Discussing casually with other tax agents on this matter - nobody has a conclusive answer to give, because here in Malaysia, it's never been a contended issue before.
These are the arguments for and against that I can think of ... I'd appreciate feedback from other members of the accounting community :-
1) Malaysia follows UK tax law. In the UK, by case law, offerings taken up for pastors/ ministers etc. ARE taxable.
2) The offering is derived in the office of a minister - ie. it is given BECAUSE he/ she is a pastor/ minister.
Against:- 1) Love offerings are unsolicited gifts. Gifts in Malaysia are not taxable as it is a capital receipt. In the USA, love offerings that are unsolicited and given as a token of love, generosity etc. are NOT taxable.
2) We, the church members, are not claiming a tax-deductible receipt on love offerings given. Why should the pastor/ minister have to pay tax when what we give is out of our net-tax income?
Interesting, isn't it?
I was pretty shocked to hear from a friend of mine that a Christian organization that she works with was penalised by IRB for not paying the witholding tax in the two occassions given below:-
1) Not witholding the tax on offerings given to foreign speakers who came to her organization to teach
The Christian organization is not a church - it is registered as a company limited by guarantee.
Foreign speakers will come off and on to teach for a few days (less than a week), and normally the organization will give the speakers an offering before they leave.
It was held by IRB that the witholding tax should have been witheld and remitted to IRB within 30 days of the offering being given to the speaker.
Now, the question is - does that mean all offerings given by all churches to foreign preachers (missionaries, evangelists, apostles etc.) who come to preach at their church should be subject to witholding tax as well?

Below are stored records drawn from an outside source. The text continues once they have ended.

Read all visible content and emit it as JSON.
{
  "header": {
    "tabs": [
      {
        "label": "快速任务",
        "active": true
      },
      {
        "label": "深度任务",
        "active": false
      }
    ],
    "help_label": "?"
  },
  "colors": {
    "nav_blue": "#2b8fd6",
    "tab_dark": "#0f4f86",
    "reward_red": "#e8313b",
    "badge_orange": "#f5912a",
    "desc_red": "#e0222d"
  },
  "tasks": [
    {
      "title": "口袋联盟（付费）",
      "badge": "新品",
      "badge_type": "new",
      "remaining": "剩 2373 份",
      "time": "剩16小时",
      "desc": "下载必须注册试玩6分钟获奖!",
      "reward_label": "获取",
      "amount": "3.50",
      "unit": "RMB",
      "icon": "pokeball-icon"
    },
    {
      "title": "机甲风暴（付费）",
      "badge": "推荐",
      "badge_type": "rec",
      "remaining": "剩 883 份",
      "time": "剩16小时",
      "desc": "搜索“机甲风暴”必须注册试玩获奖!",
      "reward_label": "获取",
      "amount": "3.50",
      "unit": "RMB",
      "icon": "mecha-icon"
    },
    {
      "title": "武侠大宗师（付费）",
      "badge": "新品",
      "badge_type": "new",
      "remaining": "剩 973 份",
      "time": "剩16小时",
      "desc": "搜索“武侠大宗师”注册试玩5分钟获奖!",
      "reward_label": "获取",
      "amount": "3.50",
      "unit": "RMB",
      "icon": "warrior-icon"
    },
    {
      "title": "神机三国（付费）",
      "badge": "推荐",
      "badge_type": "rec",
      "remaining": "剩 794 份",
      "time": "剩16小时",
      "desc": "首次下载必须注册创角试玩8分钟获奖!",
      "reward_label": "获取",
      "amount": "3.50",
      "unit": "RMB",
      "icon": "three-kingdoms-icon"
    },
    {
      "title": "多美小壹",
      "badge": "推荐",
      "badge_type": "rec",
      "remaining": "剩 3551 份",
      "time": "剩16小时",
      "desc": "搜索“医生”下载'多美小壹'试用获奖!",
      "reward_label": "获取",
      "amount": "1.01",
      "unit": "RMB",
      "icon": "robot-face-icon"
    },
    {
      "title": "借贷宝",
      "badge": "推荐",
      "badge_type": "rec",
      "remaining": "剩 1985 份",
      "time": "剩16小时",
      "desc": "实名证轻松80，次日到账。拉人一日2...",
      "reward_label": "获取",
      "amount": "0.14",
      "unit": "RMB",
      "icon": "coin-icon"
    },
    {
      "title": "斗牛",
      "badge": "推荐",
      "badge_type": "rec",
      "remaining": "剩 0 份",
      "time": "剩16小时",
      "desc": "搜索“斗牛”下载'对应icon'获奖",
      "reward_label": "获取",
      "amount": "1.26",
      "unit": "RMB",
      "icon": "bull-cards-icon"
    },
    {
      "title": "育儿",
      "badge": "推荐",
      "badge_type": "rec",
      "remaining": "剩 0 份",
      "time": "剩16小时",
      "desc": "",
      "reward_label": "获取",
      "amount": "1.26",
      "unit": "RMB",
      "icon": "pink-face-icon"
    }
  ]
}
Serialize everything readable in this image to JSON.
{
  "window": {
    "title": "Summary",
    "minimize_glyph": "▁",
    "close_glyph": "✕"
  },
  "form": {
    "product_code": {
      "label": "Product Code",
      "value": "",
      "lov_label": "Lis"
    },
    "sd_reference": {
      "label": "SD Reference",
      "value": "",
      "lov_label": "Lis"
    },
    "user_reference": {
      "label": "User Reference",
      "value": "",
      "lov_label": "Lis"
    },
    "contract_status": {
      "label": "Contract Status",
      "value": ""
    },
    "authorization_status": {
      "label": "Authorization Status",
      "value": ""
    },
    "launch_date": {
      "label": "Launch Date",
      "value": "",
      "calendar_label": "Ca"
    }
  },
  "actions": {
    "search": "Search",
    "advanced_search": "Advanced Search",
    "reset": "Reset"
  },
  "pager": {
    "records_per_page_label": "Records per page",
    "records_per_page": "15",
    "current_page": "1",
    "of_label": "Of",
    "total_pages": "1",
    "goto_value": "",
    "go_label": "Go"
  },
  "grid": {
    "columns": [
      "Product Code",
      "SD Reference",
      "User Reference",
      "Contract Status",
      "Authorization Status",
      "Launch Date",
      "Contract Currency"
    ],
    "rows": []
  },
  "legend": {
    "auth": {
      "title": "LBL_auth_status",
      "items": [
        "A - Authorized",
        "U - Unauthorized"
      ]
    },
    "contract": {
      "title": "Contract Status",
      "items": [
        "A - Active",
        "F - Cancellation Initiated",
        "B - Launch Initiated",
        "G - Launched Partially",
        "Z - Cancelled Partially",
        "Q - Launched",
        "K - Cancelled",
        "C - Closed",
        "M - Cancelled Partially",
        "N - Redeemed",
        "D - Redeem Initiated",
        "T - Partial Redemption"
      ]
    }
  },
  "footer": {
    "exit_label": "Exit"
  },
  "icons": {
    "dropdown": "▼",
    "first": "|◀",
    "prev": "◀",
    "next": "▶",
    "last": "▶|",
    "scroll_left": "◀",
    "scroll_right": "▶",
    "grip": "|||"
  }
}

2) Not witholding the tax on 'royalties' from sale of CD's of messages by foreign speakers
The Christian organization was given permission by the foreign speakers to duplicate and distribute CD's of the messages they had preached. Part of the offering for the speakers was listed as 'royalties' (remember that 'offerings' were witholding taxable?).
It was held by IRB that the witholding tax on royalty payments (although there weren't, strictly speaking, royalties to pay!) should have been witheld and remitted to IRB.
So does that mean that even though permission has been given by foreign speakers to churches they preach in to copy and distribute their messages without royalty payments, churches must remit the witholding tax on 'royalties' on those messages to IRB?